Exercise input Block Start
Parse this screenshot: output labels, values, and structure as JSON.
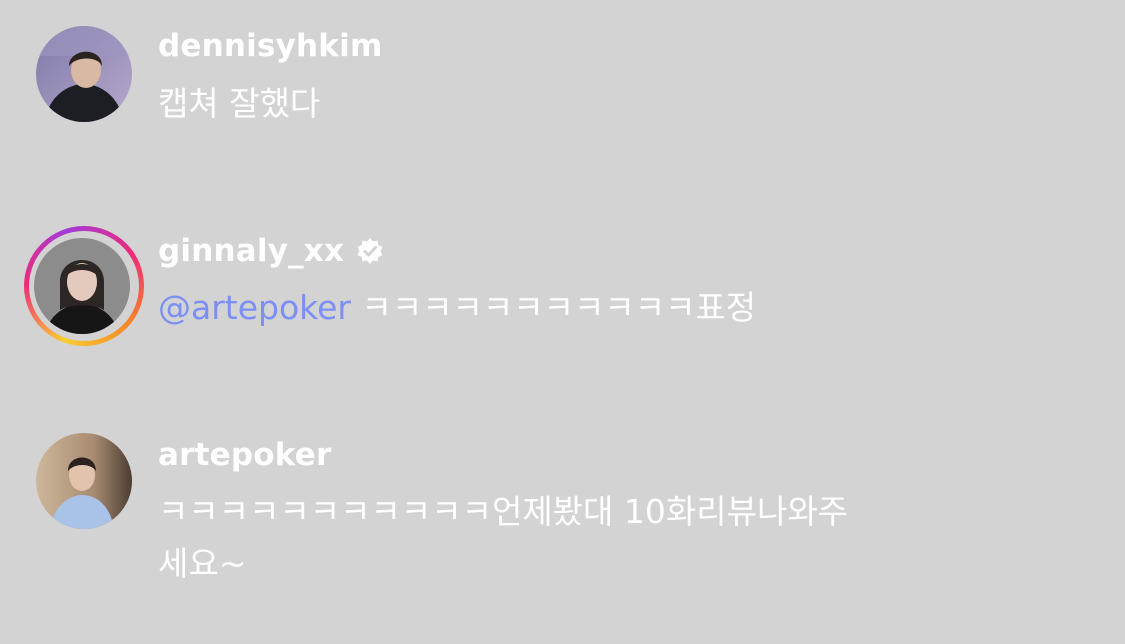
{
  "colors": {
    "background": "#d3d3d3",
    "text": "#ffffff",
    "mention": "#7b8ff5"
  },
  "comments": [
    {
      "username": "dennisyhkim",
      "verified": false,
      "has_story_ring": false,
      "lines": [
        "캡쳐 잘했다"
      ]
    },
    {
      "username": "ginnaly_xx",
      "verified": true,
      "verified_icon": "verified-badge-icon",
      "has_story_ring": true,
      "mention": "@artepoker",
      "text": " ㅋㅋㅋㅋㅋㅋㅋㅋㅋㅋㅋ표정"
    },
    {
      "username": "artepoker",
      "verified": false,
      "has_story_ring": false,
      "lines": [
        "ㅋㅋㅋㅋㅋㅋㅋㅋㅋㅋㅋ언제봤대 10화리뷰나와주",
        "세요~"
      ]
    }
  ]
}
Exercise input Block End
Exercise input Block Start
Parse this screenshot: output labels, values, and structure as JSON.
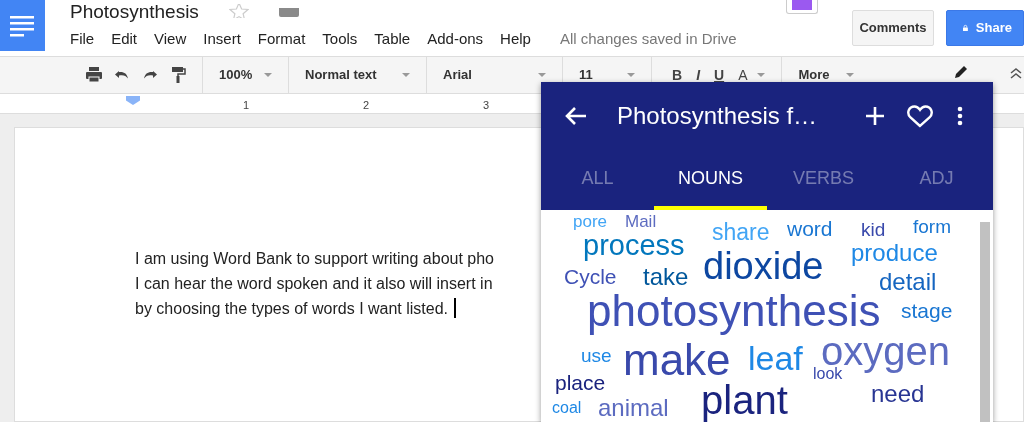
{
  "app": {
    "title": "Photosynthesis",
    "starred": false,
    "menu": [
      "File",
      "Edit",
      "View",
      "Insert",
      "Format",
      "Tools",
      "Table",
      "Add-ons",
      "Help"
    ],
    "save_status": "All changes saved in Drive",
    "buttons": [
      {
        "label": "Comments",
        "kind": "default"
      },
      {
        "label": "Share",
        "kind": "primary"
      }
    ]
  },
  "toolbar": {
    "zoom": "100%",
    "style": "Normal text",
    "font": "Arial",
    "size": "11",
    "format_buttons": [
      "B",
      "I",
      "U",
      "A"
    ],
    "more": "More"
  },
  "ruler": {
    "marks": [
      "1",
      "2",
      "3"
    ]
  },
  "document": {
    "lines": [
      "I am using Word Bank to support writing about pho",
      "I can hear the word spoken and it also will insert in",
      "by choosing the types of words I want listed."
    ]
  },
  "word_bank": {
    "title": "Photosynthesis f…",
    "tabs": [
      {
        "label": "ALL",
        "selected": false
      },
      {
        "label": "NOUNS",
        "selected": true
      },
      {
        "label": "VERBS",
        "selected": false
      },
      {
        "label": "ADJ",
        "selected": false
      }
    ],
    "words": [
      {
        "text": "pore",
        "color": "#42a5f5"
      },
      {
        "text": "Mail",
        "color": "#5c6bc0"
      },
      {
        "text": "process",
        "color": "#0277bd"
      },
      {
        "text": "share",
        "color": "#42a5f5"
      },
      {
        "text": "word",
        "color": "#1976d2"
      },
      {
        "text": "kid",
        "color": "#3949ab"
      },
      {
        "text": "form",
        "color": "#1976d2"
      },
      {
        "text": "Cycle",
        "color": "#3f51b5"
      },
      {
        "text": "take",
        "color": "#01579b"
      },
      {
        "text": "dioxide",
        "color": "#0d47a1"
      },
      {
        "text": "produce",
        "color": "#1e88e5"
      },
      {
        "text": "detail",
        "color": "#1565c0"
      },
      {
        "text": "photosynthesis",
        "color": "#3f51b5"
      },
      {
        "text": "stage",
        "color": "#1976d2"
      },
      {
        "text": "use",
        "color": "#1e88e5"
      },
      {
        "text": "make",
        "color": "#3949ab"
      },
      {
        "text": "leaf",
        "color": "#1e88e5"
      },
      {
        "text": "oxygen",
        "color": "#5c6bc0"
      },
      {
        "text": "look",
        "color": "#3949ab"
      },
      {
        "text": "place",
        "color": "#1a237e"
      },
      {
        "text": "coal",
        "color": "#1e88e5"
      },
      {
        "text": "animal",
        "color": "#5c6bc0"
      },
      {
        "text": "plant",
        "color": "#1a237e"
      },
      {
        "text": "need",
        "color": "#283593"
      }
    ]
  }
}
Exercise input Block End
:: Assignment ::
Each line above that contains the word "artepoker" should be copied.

:: Result ::
      "mention": "@artepoker",
      "username": "artepoker",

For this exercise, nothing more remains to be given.